About a year ago, I contacted an attorney who drafted up a letter of intent that was sent to the magazine making them aware that I would take legal action for non-payment of contracted services rendered. When I received no reply from the magazine, my lawyer (I live in Virginia) told me I would have to get a lawyer in Pennsylvania (where the magazine is located) to take legal action against them. After contacting a Pennsylvania lawyer, they were supposed to draw something up and get back to me, which they never did. Well, life being what it is, I lost my father in July; my sister-in-law was diagnosed with colon cancer two days after his death; between work and traveling across the country three times for work in the past three months, any actions against the magazine has fallen by the wayside. So admittedly, not much is getting done on the legal front anymore.

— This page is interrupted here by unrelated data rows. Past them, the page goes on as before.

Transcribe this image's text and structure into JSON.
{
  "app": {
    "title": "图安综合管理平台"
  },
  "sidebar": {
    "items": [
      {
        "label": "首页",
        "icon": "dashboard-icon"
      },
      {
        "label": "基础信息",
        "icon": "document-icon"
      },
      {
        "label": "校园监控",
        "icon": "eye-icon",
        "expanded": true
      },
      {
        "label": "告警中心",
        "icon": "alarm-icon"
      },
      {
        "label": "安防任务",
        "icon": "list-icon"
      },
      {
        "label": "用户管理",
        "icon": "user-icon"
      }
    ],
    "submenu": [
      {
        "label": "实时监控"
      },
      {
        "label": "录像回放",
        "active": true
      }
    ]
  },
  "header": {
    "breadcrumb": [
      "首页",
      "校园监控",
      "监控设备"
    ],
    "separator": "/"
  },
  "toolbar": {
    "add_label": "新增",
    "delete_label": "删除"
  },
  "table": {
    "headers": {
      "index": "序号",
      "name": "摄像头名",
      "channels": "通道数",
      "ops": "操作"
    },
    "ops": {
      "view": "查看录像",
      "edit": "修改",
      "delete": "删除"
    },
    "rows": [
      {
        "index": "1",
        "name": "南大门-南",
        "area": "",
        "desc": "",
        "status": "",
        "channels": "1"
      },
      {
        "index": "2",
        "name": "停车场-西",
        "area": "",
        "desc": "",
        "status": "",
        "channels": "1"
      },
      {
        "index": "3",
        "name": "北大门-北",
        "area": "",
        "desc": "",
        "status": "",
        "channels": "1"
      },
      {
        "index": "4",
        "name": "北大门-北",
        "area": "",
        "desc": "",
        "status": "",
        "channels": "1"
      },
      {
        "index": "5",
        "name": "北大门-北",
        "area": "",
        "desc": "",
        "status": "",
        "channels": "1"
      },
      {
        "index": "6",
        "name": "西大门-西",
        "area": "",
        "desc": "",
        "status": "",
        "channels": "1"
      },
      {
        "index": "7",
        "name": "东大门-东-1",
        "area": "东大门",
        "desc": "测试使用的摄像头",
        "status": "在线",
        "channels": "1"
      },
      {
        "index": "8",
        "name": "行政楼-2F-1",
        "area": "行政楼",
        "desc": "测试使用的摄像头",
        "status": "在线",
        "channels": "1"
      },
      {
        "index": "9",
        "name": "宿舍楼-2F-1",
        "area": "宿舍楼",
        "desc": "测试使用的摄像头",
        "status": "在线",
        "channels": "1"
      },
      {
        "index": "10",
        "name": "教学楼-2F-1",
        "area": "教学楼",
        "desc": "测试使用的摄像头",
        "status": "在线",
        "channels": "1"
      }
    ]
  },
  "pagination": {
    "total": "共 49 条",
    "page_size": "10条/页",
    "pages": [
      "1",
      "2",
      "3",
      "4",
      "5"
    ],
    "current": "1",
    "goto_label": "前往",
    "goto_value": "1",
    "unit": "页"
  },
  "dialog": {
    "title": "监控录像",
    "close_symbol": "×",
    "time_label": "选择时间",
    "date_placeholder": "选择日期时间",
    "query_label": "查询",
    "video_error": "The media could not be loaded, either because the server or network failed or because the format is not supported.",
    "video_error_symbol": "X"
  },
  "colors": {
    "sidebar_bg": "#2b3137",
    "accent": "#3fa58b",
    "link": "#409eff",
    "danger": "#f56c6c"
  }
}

Back in January of this year, I emailed the owner/editor of the magazine myself, to see if they had actually received the letter of intent. In a response email, he claimed he had, and that there was “no need to take legal action.” He furthermore claimed I’d be paid (eventually), and also wrote something about a magazine being tricky business and revenues aren’t what they used to be. In other words, excuses. The owner/editor, Mr. James Kushlan, claimed in the email to me that I would receive payment, and that it would be processed within the week. This response came from him on 29 January 2018. I promptly responded that if I ran a company the way he ran his magazine I would’ve long been out of business. Over nine months later, I have not heard one word back from him or anyone else from the magazine.

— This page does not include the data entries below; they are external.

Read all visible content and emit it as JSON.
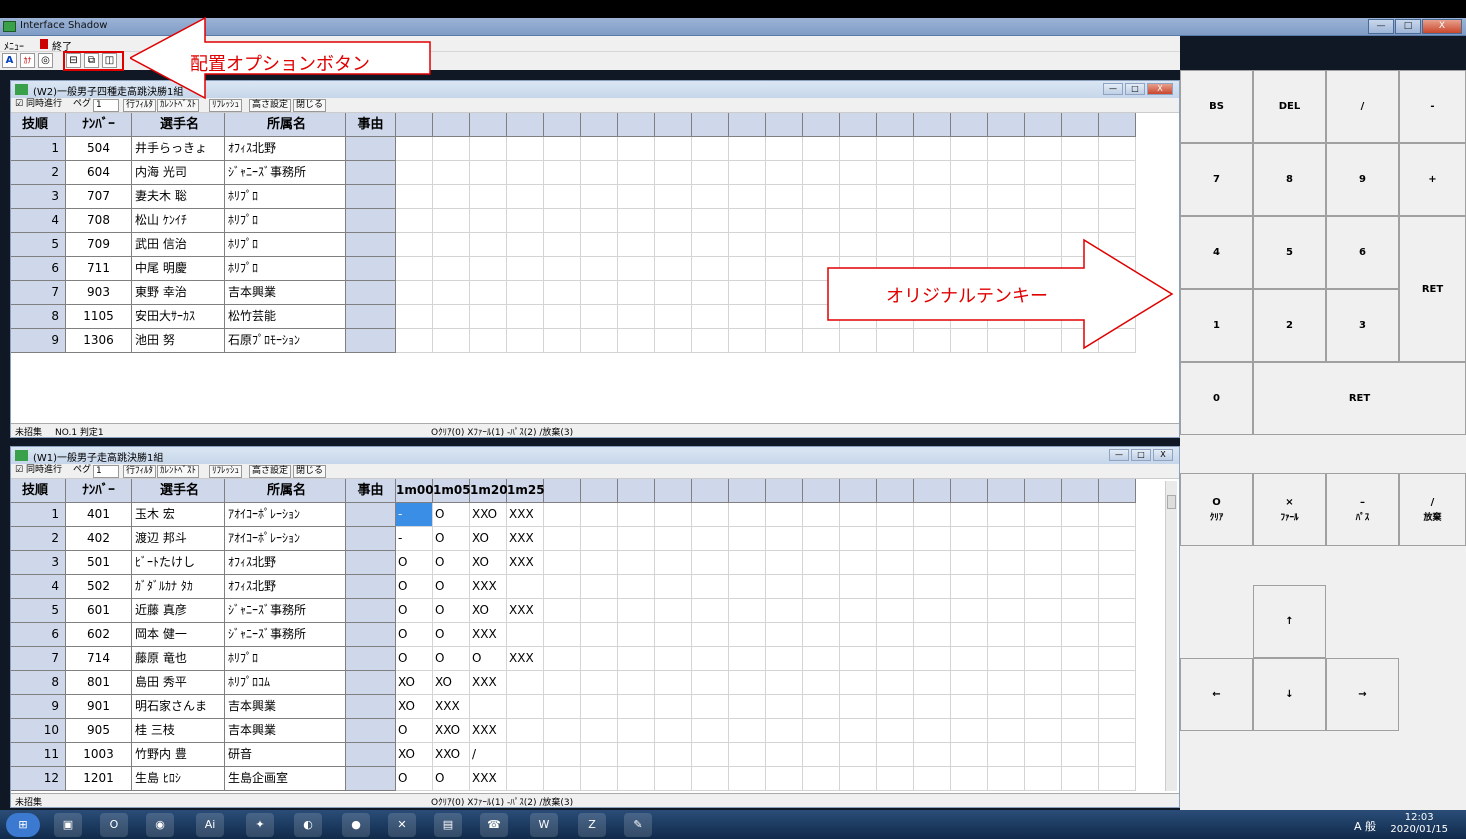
{
  "app": {
    "title": "Interface Shadow"
  },
  "window_controls": {
    "minimize": "—",
    "maximize": "□",
    "close": "X"
  },
  "menubar": {
    "menu": "ﾒﾆｭｰ",
    "exit": "終了"
  },
  "annotations": {
    "layout_option_button": "配置オプションボタン",
    "original_tenkey": "オリジナルテンキー"
  },
  "toolbar_labels": [
    "同時進行",
    "ペグ",
    "1",
    "行ﾌｨﾙﾀ",
    "ｶﾚﾝﾄﾍﾞｽﾄ",
    "ﾘﾌﾚｯｼｭ",
    "高さ設定",
    "閉じる"
  ],
  "columns": {
    "order": "技順",
    "number": "ﾅﾝﾊﾞｰ",
    "name": "選手名",
    "team": "所属名",
    "reason": "事由"
  },
  "w2": {
    "title": "(W2)一般男子四種走高跳決勝1組",
    "rows": [
      {
        "no": "1",
        "num": "504",
        "name": "井手らっきょ",
        "team": "ｵﾌｨｽ北野"
      },
      {
        "no": "2",
        "num": "604",
        "name": "内海 光司",
        "team": "ｼﾞｬﾆｰｽﾞ事務所"
      },
      {
        "no": "3",
        "num": "707",
        "name": "妻夫木 聡",
        "team": "ﾎﾘﾌﾟﾛ"
      },
      {
        "no": "4",
        "num": "708",
        "name": "松山 ｹﾝｲﾁ",
        "team": "ﾎﾘﾌﾟﾛ"
      },
      {
        "no": "5",
        "num": "709",
        "name": "武田 信治",
        "team": "ﾎﾘﾌﾟﾛ"
      },
      {
        "no": "6",
        "num": "711",
        "name": "中尾 明慶",
        "team": "ﾎﾘﾌﾟﾛ"
      },
      {
        "no": "7",
        "num": "903",
        "name": "東野 幸治",
        "team": "吉本興業"
      },
      {
        "no": "8",
        "num": "1105",
        "name": "安田大ｻｰｶｽ",
        "team": "松竹芸能"
      },
      {
        "no": "9",
        "num": "1306",
        "name": "池田 努",
        "team": "石原ﾌﾟﾛﾓｰｼｮﾝ"
      }
    ],
    "status_left": "未招集",
    "status_mid": "NO.1 判定1",
    "status_hint": "Oｸﾘｱ(0) Xﾌｧｰﾙ(1) -ﾊﾟｽ(2) /放棄(3)"
  },
  "w1": {
    "title": "(W1)一般男子走高跳決勝1組",
    "heights": [
      "1m00",
      "1m05",
      "1m20",
      "1m25"
    ],
    "rows": [
      {
        "no": "1",
        "num": "401",
        "name": "玉木 宏",
        "team": "ｱｵｲｺｰﾎﾟﾚｰｼｮﾝ",
        "marks": [
          "-",
          "O",
          "XXO",
          "XXX"
        ]
      },
      {
        "no": "2",
        "num": "402",
        "name": "渡辺 邦斗",
        "team": "ｱｵｲｺｰﾎﾟﾚｰｼｮﾝ",
        "marks": [
          "-",
          "O",
          "XO",
          "XXX"
        ]
      },
      {
        "no": "3",
        "num": "501",
        "name": "ﾋﾞｰﾄたけし",
        "team": "ｵﾌｨｽ北野",
        "marks": [
          "O",
          "O",
          "XO",
          "XXX"
        ]
      },
      {
        "no": "4",
        "num": "502",
        "name": "ｶﾞﾀﾞﾙｶﾅ ﾀｶ",
        "team": "ｵﾌｨｽ北野",
        "marks": [
          "O",
          "O",
          "XXX",
          ""
        ]
      },
      {
        "no": "5",
        "num": "601",
        "name": "近藤 真彦",
        "team": "ｼﾞｬﾆｰｽﾞ事務所",
        "marks": [
          "O",
          "O",
          "XO",
          "XXX"
        ]
      },
      {
        "no": "6",
        "num": "602",
        "name": "岡本 健一",
        "team": "ｼﾞｬﾆｰｽﾞ事務所",
        "marks": [
          "O",
          "O",
          "XXX",
          ""
        ]
      },
      {
        "no": "7",
        "num": "714",
        "name": "藤原 竜也",
        "team": "ﾎﾘﾌﾟﾛ",
        "marks": [
          "O",
          "O",
          "O",
          "XXX"
        ]
      },
      {
        "no": "8",
        "num": "801",
        "name": "島田 秀平",
        "team": "ﾎﾘﾌﾟﾛｺﾑ",
        "marks": [
          "XO",
          "XO",
          "XXX",
          ""
        ]
      },
      {
        "no": "9",
        "num": "901",
        "name": "明石家さんま",
        "team": "吉本興業",
        "marks": [
          "XO",
          "XXX",
          "",
          ""
        ]
      },
      {
        "no": "10",
        "num": "905",
        "name": "桂 三枝",
        "team": "吉本興業",
        "marks": [
          "O",
          "XXO",
          "XXX",
          ""
        ]
      },
      {
        "no": "11",
        "num": "1003",
        "name": "竹野内 豊",
        "team": "研音",
        "marks": [
          "XO",
          "XXO",
          "/",
          ""
        ]
      },
      {
        "no": "12",
        "num": "1201",
        "name": "生島 ﾋﾛｼ",
        "team": "生島企画室",
        "marks": [
          "O",
          "O",
          "XXX",
          ""
        ]
      }
    ],
    "status_left": "未招集",
    "status_hint": "Oｸﾘｱ(0) Xﾌｧｰﾙ(1) -ﾊﾟｽ(2) /放棄(3)"
  },
  "keypad": {
    "bs": "BS",
    "del": "DEL",
    "slash": "/",
    "minus": "-",
    "k7": "7",
    "k8": "8",
    "k9": "9",
    "plus": "+",
    "k4": "4",
    "k5": "5",
    "k6": "6",
    "ret": "RET",
    "k1": "1",
    "k2": "2",
    "k3": "3",
    "k0": "0",
    "ret2": "RET",
    "clear_sym": "O",
    "clear": "ｸﾘｱ",
    "foul_sym": "×",
    "foul": "ﾌｧｰﾙ",
    "pass_sym": "–",
    "pass": "ﾊﾟｽ",
    "abandon_sym": "/",
    "abandon": "放棄",
    "up": "↑",
    "left": "←",
    "down": "↓",
    "right": "→"
  },
  "taskbar": {
    "clock_time": "12:03",
    "clock_date": "2020/01/15",
    "ime": "A 般"
  }
}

I once worked for a magazine company as a photo editor, so I know a little bit about the magazine business. If I used a photograph from a person or photo agency, I had to make sure the budget allowed for that usage. I was responsible for seeing the agency or individual got paid what they were owed. If they didn’t get paid, I would’ve been fired. Were there delays in processing those payments? Yes. More than two years in delays? No way.
In prior conversations with the owner, and the actual editor of my work (two different people), I was led to believe they cared a great deal about our veterans of the Second World War, and the legacy of their victory. In fact, if I’m not mistaken, I believe both men claim to have had fathers that served during the war. These men appeared to believe in and espouse the same values their fathers exemplified during the war. Among these were hard work, integrity, honesty, and the belief that a person’s work, especially of good quality, had meaning and should be rewarded. I guess I expected too much of the World War II generations children, the oft-maligned but rightfully criticized baby boomer generation, whose values seem to be severely lacking.
When arrogance, avarice, and a tendency to talk down to others are consistent traits of habit, doing the right thing will always fall by the wayside. Some of these people have learned nothing at all from their parents, despite their near-constant worship of the very things accomplished by them. Perhaps the greatest failure of the greatest generation was not passing on that strong work ethic, or the belief that hard work should be rewarded and a person’s word honored. By no means am I saying this is true of every baby boomer, just as it is a generalization to accuse every millennial of being an emotionally overwrought spoiled brat. But experience does teach stereotypes exist for a reason. America in WWII magazine should do the right thing, and pay their authors what they are owed.